Currents help transfer oxygen from the atmosphere into the deep ocean. The sinking water is very cold and contains high concentrations of dissolved oxygen acquired at the surface (cold water can hold more oxygen than warm water). During their flow, they mix with ‘older’ water that has been away from the surface for a longer time, thus ensuring that the bottom waters of the ocean are supplied with oxygen. Currents also transport nutrients and trash.
The American National Aeronautics and Space Administration (NASA) have developed a visual tool to see and predict currents. The program is called OSCURS (Ocean Surface Current Simulator) and can be found at: http://oceanmotion.org/html/resources/oscar.htm.

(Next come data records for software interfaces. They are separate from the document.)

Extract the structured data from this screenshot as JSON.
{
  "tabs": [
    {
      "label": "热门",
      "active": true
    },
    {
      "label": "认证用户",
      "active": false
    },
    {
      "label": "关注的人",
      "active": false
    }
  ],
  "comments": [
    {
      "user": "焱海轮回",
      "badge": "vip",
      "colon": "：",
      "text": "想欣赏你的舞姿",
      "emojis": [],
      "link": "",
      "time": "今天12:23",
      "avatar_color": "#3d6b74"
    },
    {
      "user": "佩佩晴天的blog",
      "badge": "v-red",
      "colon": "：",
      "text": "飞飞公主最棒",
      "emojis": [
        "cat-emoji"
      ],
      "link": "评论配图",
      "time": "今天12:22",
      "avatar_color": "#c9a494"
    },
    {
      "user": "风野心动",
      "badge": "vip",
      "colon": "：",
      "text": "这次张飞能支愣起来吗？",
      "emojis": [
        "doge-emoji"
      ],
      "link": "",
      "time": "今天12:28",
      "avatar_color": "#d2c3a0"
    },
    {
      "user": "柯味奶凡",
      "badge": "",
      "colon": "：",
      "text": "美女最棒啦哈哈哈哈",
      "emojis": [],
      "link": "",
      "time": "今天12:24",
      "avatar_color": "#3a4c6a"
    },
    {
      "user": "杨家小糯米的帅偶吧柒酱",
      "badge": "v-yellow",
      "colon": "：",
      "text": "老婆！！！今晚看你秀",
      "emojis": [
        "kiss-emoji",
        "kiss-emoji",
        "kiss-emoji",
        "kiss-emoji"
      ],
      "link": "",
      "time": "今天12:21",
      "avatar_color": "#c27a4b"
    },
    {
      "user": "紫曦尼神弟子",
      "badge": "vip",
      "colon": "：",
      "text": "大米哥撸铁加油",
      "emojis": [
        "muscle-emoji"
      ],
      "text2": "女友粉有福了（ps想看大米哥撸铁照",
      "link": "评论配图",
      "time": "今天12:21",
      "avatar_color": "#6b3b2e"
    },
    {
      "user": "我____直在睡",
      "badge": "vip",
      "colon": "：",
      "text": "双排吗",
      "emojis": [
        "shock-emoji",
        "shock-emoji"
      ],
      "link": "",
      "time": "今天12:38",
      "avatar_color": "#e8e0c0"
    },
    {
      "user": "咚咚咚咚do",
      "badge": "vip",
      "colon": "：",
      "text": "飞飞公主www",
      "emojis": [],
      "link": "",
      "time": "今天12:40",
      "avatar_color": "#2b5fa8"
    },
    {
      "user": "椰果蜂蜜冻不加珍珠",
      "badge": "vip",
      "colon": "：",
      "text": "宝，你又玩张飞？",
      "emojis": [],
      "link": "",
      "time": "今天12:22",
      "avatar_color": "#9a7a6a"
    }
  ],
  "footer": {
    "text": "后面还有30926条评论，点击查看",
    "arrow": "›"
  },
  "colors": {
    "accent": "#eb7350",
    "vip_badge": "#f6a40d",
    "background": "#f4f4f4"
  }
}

Now that we have had a brief overview of ocean currents we can understand the development of large ocean eddies called gyres. A gyre is a large system of rotating ocean currents formed by currents generated by surface winds, the movement of the earth and land masses. The major gyres of the earth’s oceans are named for their locations: North Atlantic, South Atlantic, North Pacific, South Pacific and Indian Ocean gyres. The map shows a simplistic drawing of the gyres. There are several smaller gyres; the large gyres contain sub-gyres. For example, the Atlantic and the Pacific Ocean have four gyres each. The gyres rotate in either a clockwise or counter-clockwise direction depending on the hemisphere. The gyres are huge – the size of continents – and it can take years for a piece of flotsam to exit the gyre. For example, the size of the North Atlantic gyre is 1,200 x 3,000 nautical miles, with an 8,000 nautical mile circumference. The orbital period is 3.3 years, but only half of the stuff in the giant gyre will escape in each full revolution; thus there is a one percent chance that a given object would remain adrift after seven orbits – 23 years. These figures are taken from the book Flotsametrics and the Floating World (Curt Ebbsemeyer and Eric Scigliano, 2009. HarperCollins Press).
Let’s get back to the tub toys and their story. On 10 January 1992 a ship, sailing from Hong Kong, lost a container overboard and released 29,000 bath toys into the ocean. Caught in the North Pacific Gyre (counter-clockwise ocean current in the Bering Sea, between Alaska and Siberia), the ducks took ten months to begin landing on the shores of Alaska. By 2005 some of the toys washed up on beaches in eastern North America between Maine and Massachusetts. In 2007 the first tub toys were found on beaches in England.
It is not just rubber ducks that get caught in gyres. Trash enters coastal currents and is fed into the gyres creating huge floating islands of garbage. The North Pacific gyre is often called the garbage patch. By all accounts this gyre is a mass of plastic and other debris that resists decomposition. Dead birds can be found with bellies full of plastic debris.
Devi Sharp is a retired wildlife biologist and is exploring the Caribbean with her husband, Hunter and Bert, their rubber duck on their sailboat Arctic Tern.
To read the full gyrating history of the tub toys try the following websites: http://beachcombersalert.org/RubberDuckies.html or http://www.rubaduck.com/news/rubber_duck_news-200302-duckies_around_the_world.htm
For more information about trash and gyre, visit: